◆ **EXERCISE AIM**: Without including any images, repeat the data exactly.

[RECORDS FOR THE TASK — start]

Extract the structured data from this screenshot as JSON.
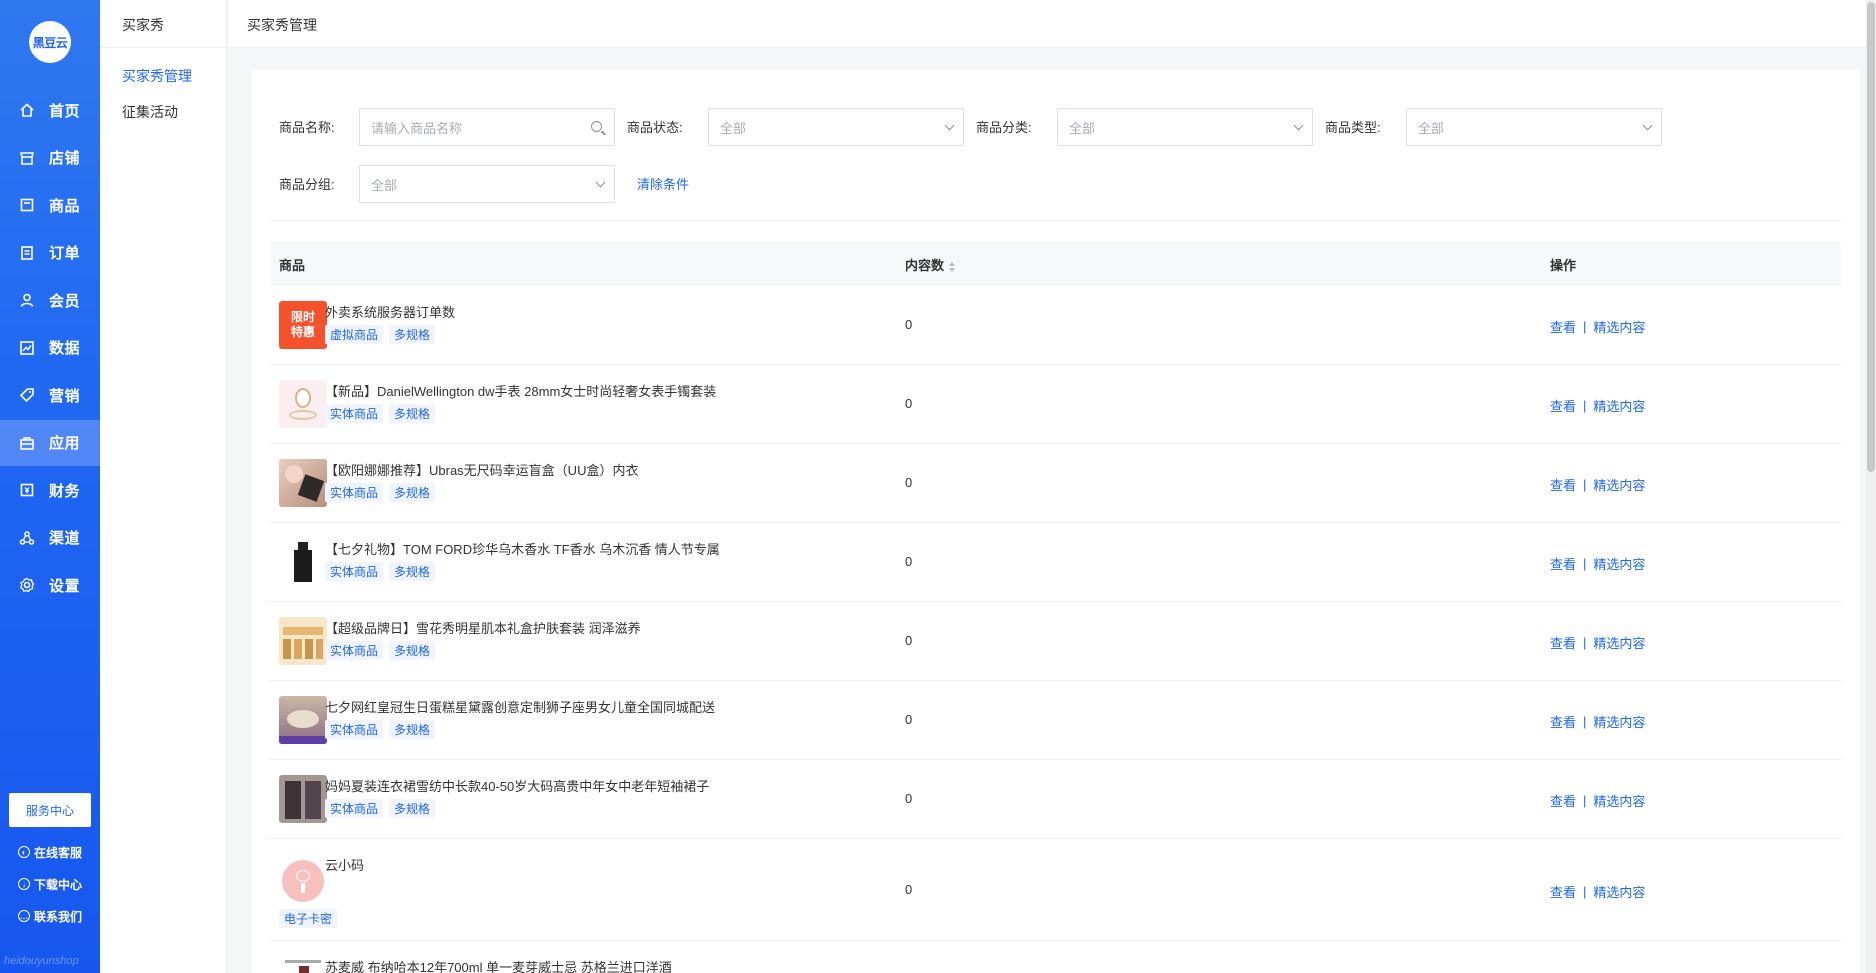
{
  "app": {
    "logo_text": "黑豆云",
    "watermark": "heidouyunshop"
  },
  "sidebar": {
    "items": [
      {
        "label": "首页",
        "icon": "home-icon"
      },
      {
        "label": "店铺",
        "icon": "store-icon"
      },
      {
        "label": "商品",
        "icon": "goods-icon"
      },
      {
        "label": "订单",
        "icon": "order-icon"
      },
      {
        "label": "会员",
        "icon": "member-icon"
      },
      {
        "label": "数据",
        "icon": "chart-icon"
      },
      {
        "label": "营销",
        "icon": "tag-icon"
      },
      {
        "label": "应用",
        "icon": "app-icon",
        "active": true
      },
      {
        "label": "财务",
        "icon": "finance-icon"
      },
      {
        "label": "渠道",
        "icon": "channel-icon"
      },
      {
        "label": "设置",
        "icon": "gear-icon"
      }
    ],
    "service_center": "服务中心",
    "links": [
      {
        "label": "在线客服",
        "icon": "chat-icon"
      },
      {
        "label": "下载中心",
        "icon": "download-icon"
      },
      {
        "label": "联系我们",
        "icon": "contact-icon"
      }
    ]
  },
  "subnav": {
    "title": "买家秀",
    "items": [
      {
        "label": "买家秀管理",
        "active": true
      },
      {
        "label": "征集活动",
        "active": false
      }
    ]
  },
  "header": {
    "title": "买家秀管理"
  },
  "filters": {
    "name_label": "商品名称:",
    "name_placeholder": "请输入商品名称",
    "status_label": "商品状态:",
    "status_value": "全部",
    "category_label": "商品分类:",
    "category_value": "全部",
    "type_label": "商品类型:",
    "type_value": "全部",
    "group_label": "商品分组:",
    "group_value": "全部",
    "clear_label": "清除条件"
  },
  "table": {
    "columns": [
      "商品",
      "内容数",
      "操作"
    ],
    "view_label": "查看",
    "select_label": "精选内容",
    "rows": [
      {
        "name": "外卖系统服务器订单数",
        "tags": [
          "虚拟商品",
          "多规格"
        ],
        "count": "0",
        "thumb_text": "限时特惠",
        "thumb": "promo"
      },
      {
        "name": "【新品】DanielWellington dw手表 28mm女士时尚轻奢女表手镯套装",
        "tags": [
          "实体商品",
          "多规格"
        ],
        "count": "0",
        "thumb": "watch"
      },
      {
        "name": "【欧阳娜娜推荐】Ubras无尺码幸运盲盒（UU盒）内衣",
        "tags": [
          "实体商品",
          "多规格"
        ],
        "count": "0",
        "thumb": "portrait"
      },
      {
        "name": "【七夕礼物】TOM FORD珍华乌木香水 TF香水 乌木沉香 情人节专属",
        "tags": [
          "实体商品",
          "多规格"
        ],
        "count": "0",
        "thumb": "perfume"
      },
      {
        "name": "【超级品牌日】雪花秀明星肌本礼盒护肤套装 润泽滋养",
        "tags": [
          "实体商品",
          "多规格"
        ],
        "count": "0",
        "thumb": "cosmetics"
      },
      {
        "name": "七夕网红皇冠生日蛋糕星黛露创意定制狮子座男女儿童全国同城配送",
        "tags": [
          "实体商品",
          "多规格"
        ],
        "count": "0",
        "thumb": "cake"
      },
      {
        "name": "妈妈夏装连衣裙雪纺中长款40-50岁大码高贵中年女中老年短袖裙子",
        "tags": [
          "实体商品",
          "多规格"
        ],
        "count": "0",
        "thumb": "dress"
      },
      {
        "name": "云小码",
        "tags": [
          "电子卡密"
        ],
        "count": "0",
        "thumb": "mascot"
      },
      {
        "name": "苏麦威 布纳哈本12年700ml 单一麦芽威士忌 苏格兰进口洋酒",
        "tags": [],
        "count": "",
        "thumb": "whisky"
      }
    ]
  }
}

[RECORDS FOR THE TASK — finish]

◆ **FINAL ANSWER**:
Extract the structured data from this screenshot as JSON.
{
  "app": {
    "logo_text": "黑豆云",
    "watermark": "heidouyunshop"
  },
  "sidebar": {
    "items": [
      {
        "label": "首页",
        "icon": "home-icon"
      },
      {
        "label": "店铺",
        "icon": "store-icon"
      },
      {
        "label": "商品",
        "icon": "goods-icon"
      },
      {
        "label": "订单",
        "icon": "order-icon"
      },
      {
        "label": "会员",
        "icon": "member-icon"
      },
      {
        "label": "数据",
        "icon": "chart-icon"
      },
      {
        "label": "营销",
        "icon": "tag-icon"
      },
      {
        "label": "应用",
        "icon": "app-icon",
        "active": true
      },
      {
        "label": "财务",
        "icon": "finance-icon"
      },
      {
        "label": "渠道",
        "icon": "channel-icon"
      },
      {
        "label": "设置",
        "icon": "gear-icon"
      }
    ],
    "service_center": "服务中心",
    "links": [
      {
        "label": "在线客服",
        "icon": "chat-icon"
      },
      {
        "label": "下载中心",
        "icon": "download-icon"
      },
      {
        "label": "联系我们",
        "icon": "contact-icon"
      }
    ]
  },
  "subnav": {
    "title": "买家秀",
    "items": [
      {
        "label": "买家秀管理",
        "active": true
      },
      {
        "label": "征集活动",
        "active": false
      }
    ]
  },
  "header": {
    "title": "买家秀管理"
  },
  "filters": {
    "name_label": "商品名称:",
    "name_placeholder": "请输入商品名称",
    "status_label": "商品状态:",
    "status_value": "全部",
    "category_label": "商品分类:",
    "category_value": "全部",
    "type_label": "商品类型:",
    "type_value": "全部",
    "group_label": "商品分组:",
    "group_value": "全部",
    "clear_label": "清除条件"
  },
  "table": {
    "columns": [
      "商品",
      "内容数",
      "操作"
    ],
    "view_label": "查看",
    "select_label": "精选内容",
    "rows": [
      {
        "name": "外卖系统服务器订单数",
        "tags": [
          "虚拟商品",
          "多规格"
        ],
        "count": "0",
        "thumb_text": "限时特惠",
        "thumb": "promo"
      },
      {
        "name": "【新品】DanielWellington dw手表 28mm女士时尚轻奢女表手镯套装",
        "tags": [
          "实体商品",
          "多规格"
        ],
        "count": "0",
        "thumb": "watch"
      },
      {
        "name": "【欧阳娜娜推荐】Ubras无尺码幸运盲盒（UU盒）内衣",
        "tags": [
          "实体商品",
          "多规格"
        ],
        "count": "0",
        "thumb": "portrait"
      },
      {
        "name": "【七夕礼物】TOM FORD珍华乌木香水 TF香水 乌木沉香 情人节专属",
        "tags": [
          "实体商品",
          "多规格"
        ],
        "count": "0",
        "thumb": "perfume"
      },
      {
        "name": "【超级品牌日】雪花秀明星肌本礼盒护肤套装 润泽滋养",
        "tags": [
          "实体商品",
          "多规格"
        ],
        "count": "0",
        "thumb": "cosmetics"
      },
      {
        "name": "七夕网红皇冠生日蛋糕星黛露创意定制狮子座男女儿童全国同城配送",
        "tags": [
          "实体商品",
          "多规格"
        ],
        "count": "0",
        "thumb": "cake"
      },
      {
        "name": "妈妈夏装连衣裙雪纺中长款40-50岁大码高贵中年女中老年短袖裙子",
        "tags": [
          "实体商品",
          "多规格"
        ],
        "count": "0",
        "thumb": "dress"
      },
      {
        "name": "云小码",
        "tags": [
          "电子卡密"
        ],
        "count": "0",
        "thumb": "mascot"
      },
      {
        "name": "苏麦威 布纳哈本12年700ml 单一麦芽威士忌 苏格兰进口洋酒",
        "tags": [],
        "count": "",
        "thumb": "whisky"
      }
    ]
  }
}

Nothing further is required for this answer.